Prizewinning Macadamia Nut Honey wine
Prizewinning Macadamia Nut Honey wine

The name, Roots Run Deep is apparently in homage to Cabernet Sauvignon vines, which run deep in the soil. There are wine names that are aspirational such as The Scholar, The Graduate and PH.D. for the more exclusive and pricey wines in the Higher Education Reserve Cabernet series. 


In the words of Macario, Roots Run Deep wines are “uniq z aue in the marketplace right now. No-one has the same story in sourcing, with the personal touch and personal scale,” he says.

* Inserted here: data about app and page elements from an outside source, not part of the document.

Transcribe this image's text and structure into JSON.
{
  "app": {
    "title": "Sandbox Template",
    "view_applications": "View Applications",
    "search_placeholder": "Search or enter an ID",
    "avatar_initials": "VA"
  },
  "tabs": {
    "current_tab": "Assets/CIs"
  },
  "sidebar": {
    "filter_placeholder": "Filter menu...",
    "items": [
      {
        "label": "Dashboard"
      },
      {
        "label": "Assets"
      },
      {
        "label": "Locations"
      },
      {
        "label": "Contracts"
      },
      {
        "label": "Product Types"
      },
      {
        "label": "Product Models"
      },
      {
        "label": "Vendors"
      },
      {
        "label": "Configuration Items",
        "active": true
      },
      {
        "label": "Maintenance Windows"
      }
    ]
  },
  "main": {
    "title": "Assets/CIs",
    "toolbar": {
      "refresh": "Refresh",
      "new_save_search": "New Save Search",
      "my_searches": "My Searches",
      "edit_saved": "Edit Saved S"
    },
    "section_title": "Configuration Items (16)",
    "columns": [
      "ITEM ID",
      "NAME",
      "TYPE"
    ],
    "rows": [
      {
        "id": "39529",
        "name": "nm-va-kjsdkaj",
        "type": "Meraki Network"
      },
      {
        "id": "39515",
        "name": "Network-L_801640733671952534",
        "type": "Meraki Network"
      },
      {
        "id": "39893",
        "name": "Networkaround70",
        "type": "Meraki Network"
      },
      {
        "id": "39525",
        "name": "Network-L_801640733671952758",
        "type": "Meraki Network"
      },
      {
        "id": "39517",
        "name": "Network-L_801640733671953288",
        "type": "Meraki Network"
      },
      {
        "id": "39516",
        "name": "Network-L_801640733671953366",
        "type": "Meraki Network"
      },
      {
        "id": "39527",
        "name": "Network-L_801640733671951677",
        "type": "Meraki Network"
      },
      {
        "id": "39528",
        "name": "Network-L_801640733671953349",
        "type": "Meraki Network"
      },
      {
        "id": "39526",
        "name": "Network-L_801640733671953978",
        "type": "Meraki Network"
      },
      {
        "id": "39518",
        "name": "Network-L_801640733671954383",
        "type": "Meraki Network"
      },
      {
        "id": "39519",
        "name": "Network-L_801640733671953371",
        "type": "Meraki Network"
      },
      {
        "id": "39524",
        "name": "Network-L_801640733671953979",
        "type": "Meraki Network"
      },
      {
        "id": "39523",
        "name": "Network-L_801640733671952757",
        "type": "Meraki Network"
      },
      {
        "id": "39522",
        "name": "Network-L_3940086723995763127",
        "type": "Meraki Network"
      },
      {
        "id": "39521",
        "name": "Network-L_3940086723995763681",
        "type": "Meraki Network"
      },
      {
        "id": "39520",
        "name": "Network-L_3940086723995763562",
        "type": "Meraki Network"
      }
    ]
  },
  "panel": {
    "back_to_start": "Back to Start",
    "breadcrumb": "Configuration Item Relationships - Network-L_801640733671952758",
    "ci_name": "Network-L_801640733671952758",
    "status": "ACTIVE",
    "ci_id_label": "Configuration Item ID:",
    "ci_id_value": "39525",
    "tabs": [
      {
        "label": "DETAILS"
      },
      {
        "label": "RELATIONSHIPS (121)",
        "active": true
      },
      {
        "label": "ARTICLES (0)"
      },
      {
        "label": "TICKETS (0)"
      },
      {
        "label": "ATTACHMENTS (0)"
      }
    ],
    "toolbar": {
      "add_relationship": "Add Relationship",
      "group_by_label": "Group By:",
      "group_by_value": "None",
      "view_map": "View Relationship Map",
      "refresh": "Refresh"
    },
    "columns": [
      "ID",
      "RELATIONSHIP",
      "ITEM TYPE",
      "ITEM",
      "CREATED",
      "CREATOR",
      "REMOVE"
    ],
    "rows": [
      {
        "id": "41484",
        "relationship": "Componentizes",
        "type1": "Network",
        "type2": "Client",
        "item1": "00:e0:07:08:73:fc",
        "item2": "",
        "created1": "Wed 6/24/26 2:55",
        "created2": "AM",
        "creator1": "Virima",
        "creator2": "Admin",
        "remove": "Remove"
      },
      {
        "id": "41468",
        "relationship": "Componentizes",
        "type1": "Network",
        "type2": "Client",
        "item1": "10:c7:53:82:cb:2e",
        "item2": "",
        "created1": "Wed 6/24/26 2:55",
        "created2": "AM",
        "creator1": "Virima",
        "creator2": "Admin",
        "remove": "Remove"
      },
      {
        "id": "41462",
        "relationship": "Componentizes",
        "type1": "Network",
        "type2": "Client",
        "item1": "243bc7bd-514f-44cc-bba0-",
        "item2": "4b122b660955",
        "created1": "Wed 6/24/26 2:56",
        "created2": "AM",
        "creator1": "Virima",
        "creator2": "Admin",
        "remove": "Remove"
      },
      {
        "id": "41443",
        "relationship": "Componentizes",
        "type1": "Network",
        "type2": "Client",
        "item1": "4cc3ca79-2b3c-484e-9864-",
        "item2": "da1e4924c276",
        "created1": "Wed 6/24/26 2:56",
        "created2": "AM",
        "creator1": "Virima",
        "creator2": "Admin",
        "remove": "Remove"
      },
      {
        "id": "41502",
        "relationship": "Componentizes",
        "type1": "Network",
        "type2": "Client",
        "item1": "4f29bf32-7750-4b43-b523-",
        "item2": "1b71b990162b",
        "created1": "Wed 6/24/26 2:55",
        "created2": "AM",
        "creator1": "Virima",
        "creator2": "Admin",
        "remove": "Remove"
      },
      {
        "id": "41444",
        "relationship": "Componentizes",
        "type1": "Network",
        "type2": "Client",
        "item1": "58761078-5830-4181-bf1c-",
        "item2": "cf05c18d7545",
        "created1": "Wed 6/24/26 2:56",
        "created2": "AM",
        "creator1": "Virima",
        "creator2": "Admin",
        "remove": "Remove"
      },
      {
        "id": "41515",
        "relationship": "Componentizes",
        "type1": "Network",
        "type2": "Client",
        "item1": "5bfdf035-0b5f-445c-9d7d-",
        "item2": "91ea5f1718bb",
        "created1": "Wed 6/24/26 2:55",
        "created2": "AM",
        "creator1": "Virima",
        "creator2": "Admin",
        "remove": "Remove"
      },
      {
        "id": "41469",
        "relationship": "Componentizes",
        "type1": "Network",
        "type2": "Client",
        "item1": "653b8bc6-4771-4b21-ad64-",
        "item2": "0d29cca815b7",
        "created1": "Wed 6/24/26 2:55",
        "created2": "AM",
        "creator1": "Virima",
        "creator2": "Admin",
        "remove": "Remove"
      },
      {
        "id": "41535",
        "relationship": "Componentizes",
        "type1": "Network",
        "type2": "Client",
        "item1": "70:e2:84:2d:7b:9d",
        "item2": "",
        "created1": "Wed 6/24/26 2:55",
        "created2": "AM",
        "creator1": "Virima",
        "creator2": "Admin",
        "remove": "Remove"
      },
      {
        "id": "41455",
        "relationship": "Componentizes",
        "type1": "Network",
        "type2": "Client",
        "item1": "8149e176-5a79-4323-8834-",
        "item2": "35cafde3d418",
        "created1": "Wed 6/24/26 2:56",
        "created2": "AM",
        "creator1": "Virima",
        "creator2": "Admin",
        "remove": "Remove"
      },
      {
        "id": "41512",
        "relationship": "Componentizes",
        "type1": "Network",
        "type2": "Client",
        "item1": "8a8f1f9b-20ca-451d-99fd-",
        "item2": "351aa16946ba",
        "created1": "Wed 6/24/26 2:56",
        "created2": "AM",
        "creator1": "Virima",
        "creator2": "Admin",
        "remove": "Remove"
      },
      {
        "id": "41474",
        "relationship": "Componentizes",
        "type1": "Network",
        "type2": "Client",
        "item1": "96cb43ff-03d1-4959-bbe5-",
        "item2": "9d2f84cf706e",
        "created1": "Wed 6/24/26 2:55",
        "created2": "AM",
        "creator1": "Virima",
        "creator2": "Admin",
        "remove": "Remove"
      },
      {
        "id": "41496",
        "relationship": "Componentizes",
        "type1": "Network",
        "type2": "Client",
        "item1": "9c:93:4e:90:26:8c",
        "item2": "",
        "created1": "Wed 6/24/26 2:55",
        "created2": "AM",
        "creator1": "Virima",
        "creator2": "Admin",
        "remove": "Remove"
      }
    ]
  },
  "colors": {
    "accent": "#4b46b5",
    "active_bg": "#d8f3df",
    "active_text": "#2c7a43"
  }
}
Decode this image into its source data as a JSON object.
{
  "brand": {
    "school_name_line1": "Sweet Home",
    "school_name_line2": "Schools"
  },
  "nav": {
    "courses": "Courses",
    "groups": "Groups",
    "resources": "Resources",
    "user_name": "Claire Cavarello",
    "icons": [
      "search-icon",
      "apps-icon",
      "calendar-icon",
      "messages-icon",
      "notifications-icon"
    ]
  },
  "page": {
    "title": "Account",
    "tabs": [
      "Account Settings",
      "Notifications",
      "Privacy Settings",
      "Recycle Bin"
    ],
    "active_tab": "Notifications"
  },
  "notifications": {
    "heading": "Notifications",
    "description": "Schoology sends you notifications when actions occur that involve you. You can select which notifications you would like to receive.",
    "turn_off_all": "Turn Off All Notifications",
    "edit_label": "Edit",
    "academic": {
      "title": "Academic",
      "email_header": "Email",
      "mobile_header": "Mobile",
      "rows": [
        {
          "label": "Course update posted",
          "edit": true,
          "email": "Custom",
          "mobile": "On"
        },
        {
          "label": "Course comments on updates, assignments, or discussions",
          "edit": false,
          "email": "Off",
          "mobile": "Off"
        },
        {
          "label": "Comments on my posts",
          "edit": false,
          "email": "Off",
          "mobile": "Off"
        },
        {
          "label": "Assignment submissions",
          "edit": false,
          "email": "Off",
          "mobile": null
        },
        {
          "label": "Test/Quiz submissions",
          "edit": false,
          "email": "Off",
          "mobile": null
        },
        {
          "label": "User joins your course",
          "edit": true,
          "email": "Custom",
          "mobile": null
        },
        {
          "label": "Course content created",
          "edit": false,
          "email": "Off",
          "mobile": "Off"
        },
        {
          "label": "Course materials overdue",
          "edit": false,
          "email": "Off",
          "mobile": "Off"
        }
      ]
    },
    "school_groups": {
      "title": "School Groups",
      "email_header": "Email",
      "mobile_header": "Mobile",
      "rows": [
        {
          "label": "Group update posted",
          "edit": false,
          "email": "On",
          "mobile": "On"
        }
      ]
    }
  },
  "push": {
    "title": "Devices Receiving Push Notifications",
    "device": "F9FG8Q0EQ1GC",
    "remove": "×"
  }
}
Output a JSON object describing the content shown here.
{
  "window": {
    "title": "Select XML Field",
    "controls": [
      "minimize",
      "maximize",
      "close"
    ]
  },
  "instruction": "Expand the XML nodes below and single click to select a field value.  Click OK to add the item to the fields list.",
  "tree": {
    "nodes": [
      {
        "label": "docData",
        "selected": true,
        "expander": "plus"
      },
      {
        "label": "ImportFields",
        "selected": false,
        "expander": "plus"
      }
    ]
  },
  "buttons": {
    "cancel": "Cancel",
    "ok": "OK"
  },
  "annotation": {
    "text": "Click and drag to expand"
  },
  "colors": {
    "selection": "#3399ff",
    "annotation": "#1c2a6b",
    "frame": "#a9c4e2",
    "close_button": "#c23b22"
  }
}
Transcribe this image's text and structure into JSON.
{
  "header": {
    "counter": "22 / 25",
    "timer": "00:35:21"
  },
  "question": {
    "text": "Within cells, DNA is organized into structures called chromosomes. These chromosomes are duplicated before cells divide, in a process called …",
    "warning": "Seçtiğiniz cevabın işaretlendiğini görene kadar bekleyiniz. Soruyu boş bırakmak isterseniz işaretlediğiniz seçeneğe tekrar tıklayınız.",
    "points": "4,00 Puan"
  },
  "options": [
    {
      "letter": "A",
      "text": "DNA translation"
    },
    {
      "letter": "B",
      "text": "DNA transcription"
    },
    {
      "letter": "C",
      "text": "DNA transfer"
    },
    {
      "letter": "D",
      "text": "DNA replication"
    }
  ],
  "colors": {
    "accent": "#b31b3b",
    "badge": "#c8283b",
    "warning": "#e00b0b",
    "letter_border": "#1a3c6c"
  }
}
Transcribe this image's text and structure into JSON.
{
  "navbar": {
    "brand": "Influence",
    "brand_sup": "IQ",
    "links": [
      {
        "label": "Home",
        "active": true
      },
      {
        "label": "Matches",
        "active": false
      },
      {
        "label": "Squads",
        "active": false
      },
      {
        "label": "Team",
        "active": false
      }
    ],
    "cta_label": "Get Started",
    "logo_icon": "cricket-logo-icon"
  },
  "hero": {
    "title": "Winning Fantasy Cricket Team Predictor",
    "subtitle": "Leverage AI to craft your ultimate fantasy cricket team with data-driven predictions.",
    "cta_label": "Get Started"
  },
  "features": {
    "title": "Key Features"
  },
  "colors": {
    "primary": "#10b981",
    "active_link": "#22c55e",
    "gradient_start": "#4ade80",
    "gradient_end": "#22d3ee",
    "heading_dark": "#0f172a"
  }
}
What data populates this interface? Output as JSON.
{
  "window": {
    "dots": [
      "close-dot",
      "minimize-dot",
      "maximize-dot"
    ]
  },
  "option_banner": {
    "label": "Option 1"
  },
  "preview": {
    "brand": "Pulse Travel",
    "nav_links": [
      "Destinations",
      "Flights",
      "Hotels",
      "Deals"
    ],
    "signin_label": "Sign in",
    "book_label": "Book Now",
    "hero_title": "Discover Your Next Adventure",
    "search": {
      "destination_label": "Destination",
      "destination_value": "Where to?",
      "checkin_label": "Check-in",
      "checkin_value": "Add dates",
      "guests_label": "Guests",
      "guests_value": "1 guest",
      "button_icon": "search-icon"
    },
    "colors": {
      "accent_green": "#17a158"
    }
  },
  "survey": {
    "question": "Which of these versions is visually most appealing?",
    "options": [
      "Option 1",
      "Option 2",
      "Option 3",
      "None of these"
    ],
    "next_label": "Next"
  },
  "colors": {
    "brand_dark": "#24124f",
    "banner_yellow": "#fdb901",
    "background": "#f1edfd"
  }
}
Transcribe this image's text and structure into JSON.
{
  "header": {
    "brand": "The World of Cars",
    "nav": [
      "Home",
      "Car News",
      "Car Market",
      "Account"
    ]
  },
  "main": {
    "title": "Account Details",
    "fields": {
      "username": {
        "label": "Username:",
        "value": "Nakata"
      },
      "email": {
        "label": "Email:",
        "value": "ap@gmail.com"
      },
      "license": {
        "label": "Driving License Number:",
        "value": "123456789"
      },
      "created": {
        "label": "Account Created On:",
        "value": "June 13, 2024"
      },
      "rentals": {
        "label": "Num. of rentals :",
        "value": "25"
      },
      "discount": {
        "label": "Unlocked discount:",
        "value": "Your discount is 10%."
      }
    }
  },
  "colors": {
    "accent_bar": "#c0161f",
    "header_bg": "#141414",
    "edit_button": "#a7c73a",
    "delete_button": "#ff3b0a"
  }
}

Relationships have been established with selected producers and, even though there is a “stable core of backbone vineyards”, the company is constantly searching for “undiscovered vineyards”.

Volcano Winery welcomes visitors to paradise
Volcano Winery welcomes visitors to paradise

Volcano Winery, How High Can you get! Did I mention Hawaii earlier? However you arrive in Hawaii, by air or by sea, you are first and foremost informed that you have arrived in Paradise. So too does the Volcano Winery announce that you are about to have a winetasting in Paradise (www.volcanowinery. com). The winery was an unexpected find on a visit to the volcano on Big Island in Hawaii. A selection of four to six wines, mostly on the sweet side with names like Volcano Blush, Hawaiian Guava-Grape, Macadamia Nut Honey and Volcano Red and the much awarded Infusian Tea Wine. The winery needs to be congratulated on its efforts to keep up production in not the easiest circumstances of soil, climate or elevation. In fact, it bought good soil from the mainland and vines from the cold Cayuga region of the lake district in New York state to enable better production at its vineyard based at an elevation of 4100 ft. This spring they plan to release 145 bottles a dry white with citrus notes and good minerality from Estate Cayuga.

Moving on… Visiting California? Be sure to stop at Landmark Vineyards and Roots Run Deep winery to discover some great wines.